Dwellr App Review & Demo (Video)
Need Help Determining Where To Live?
In the big scheme of things, living in the right location can have a huge impact on your quality of life. So the question is, where should YOU live? Things like jobs & salary, social groups, potential life partners and living conditions will likely determine how happy you are in the place you call home. Identifying these key factors upfront could help make your next move a successful one. So, if you’re not happy with where you’re currently living, the Dwellr app from the US Census Bureau may be able to help.
Using Dwellr To Determine Your Ideal City
The app is free to download and it only takes a few minutes to set up your profile (see video below). Based on your answers to 11 qualifying questions, you’ll be provided with up to 25 cities that match your lifestyle wants and needs. You can see basic information about each matching city and determine if it may fit your needs (on paper). Check out my video below for more information on setting up your account and how Dwellr works.
(Video) Setting Up Your Account & Viewing Matches
My Experience Using Dwellr
I would say my experience using the Dwellr app was less than great. First of all, the app kept freezing up when trying to search using my current location (GPS), so I had to terminate the app a few times and restart. When doing some research online I noticed I wasn’t the only one this happened to and no updates have been made to the app in over seven months to correct it.
City Match Results & User Experience
I was also kind of disappointed that the app only provided results down to the city/town level, so you only get a broad sense of the areas you’re looking at. The interactive map view of my top matching cities was also difficult to navigate and the city balloon markers were so big they cluttered the screen. The matching city list view looked nice and allowed me to sort by match rank, alphabetical order, or by distance (with GPS enabled for app) which was nice.
City Data Made Available Through The App
When selecting a city, the app provides census data for that location which correlates to your profile selections and preferences. The percentage of the population in the city that is of your selected age group, marital status, education level, commute type and occupation data are displayed.
The demographics of the selected location is also provided along with the total population and median home value, which obviously does not change based on your profile. Unfortunately, you can’t dig deeper into this data without leaving the app, but a link to the Census website is provided, giving you direct access to the raw data tables through your internet browser.
Who Should Use Dwellr?
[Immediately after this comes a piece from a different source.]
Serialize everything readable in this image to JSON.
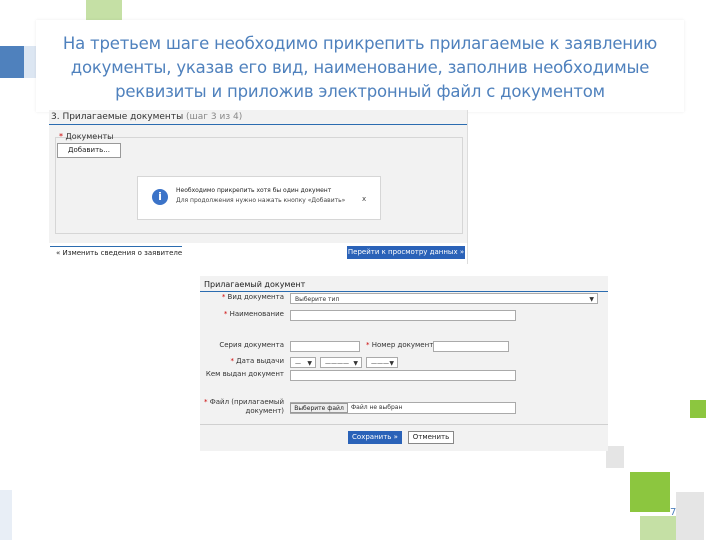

Ultimately, this app is going to be best for those people looking to move to another city. If you’ve already taken some of the online “where should I live?” quizzes and haven’t had any luck, maybe Dwellr will point you in the right direction. I would suggest the app as a good resource for someone very early in the decision making process needing to brainstorm new potential areas to relocate, whether buying or renting. It could also be a great resource for domestically deployed military, real estate agents, teachers, and anyone looking to open or relocate a business in a new area.
More About The Dwellr App
According to the U.S. Census Bureau who created the app, Dwellr is available on Apple and Android mobile operating systems and tablets. The app was initially released in November 2013, so they’ve had some time to work out the initial bugs you would think. I tested the Apple version (release 1.3 updated on May 2, 2014) using my iPhone 5S. I looked for the iPad version in the App store, but they don’t seem to have one, although the iPhone version of the app could be used on iPad.
Data Sources Powering The App
Dwellr makes use of community surveys and five year estimates gathered by the Census Bureau, so the information could be a few years old. The app presents this information in a way that is easier for most people to digest by showing relevant data based on the user’s wants and needs. Once your profile has been created, you’ll get recommendations of 25 ideal places to live based on your lifestyle. Additional data is available from the American Community Survey on the Census Bureau website and the American Fact-Finder Tool which is also available as a mobile app.
Searches For “Where To Live” Increase
In doing research on the app I came across some data from Google showing the U.S. search volume for the phrase “where to live”. The images below show the Google search volume dating back to 2004 on a scale of 0 to 100 and the 15 cities where the search interest was highest.
It’s apparent that search volume has continued to increase over the past 10 years with a peak occurring this year. I believe the improving economy has resulted in more job transfers and has also allowed people to relocate to more favorable locations that meet their lifestyle. It looks like demand for apps like Dwellr will continue to increase in the future.
Overall Opinion Of Dwellr
After using the app for only 20 minutes or so, I felt I had explored everything it had to offer since most of the information in the app is static. Ultimately, there is not a whole lot you can do with the app once you’ve set up your profile and viewed the top places matching your preferred criteria, so this version of the app will probably be a one time use for most people. Personally, I’ll keep it on my phone as an easy resource to check city data when needed, but won’t be using it for much else.
Good Starting Point For Home Buyers
For home buyers looking to relocate to a new city this app should provide some options that may not have been considered previously, but once you’ve decided on a city, you’ll need other resources to help determine which community/neighborhood will be a good fit since this app is limited to city level data.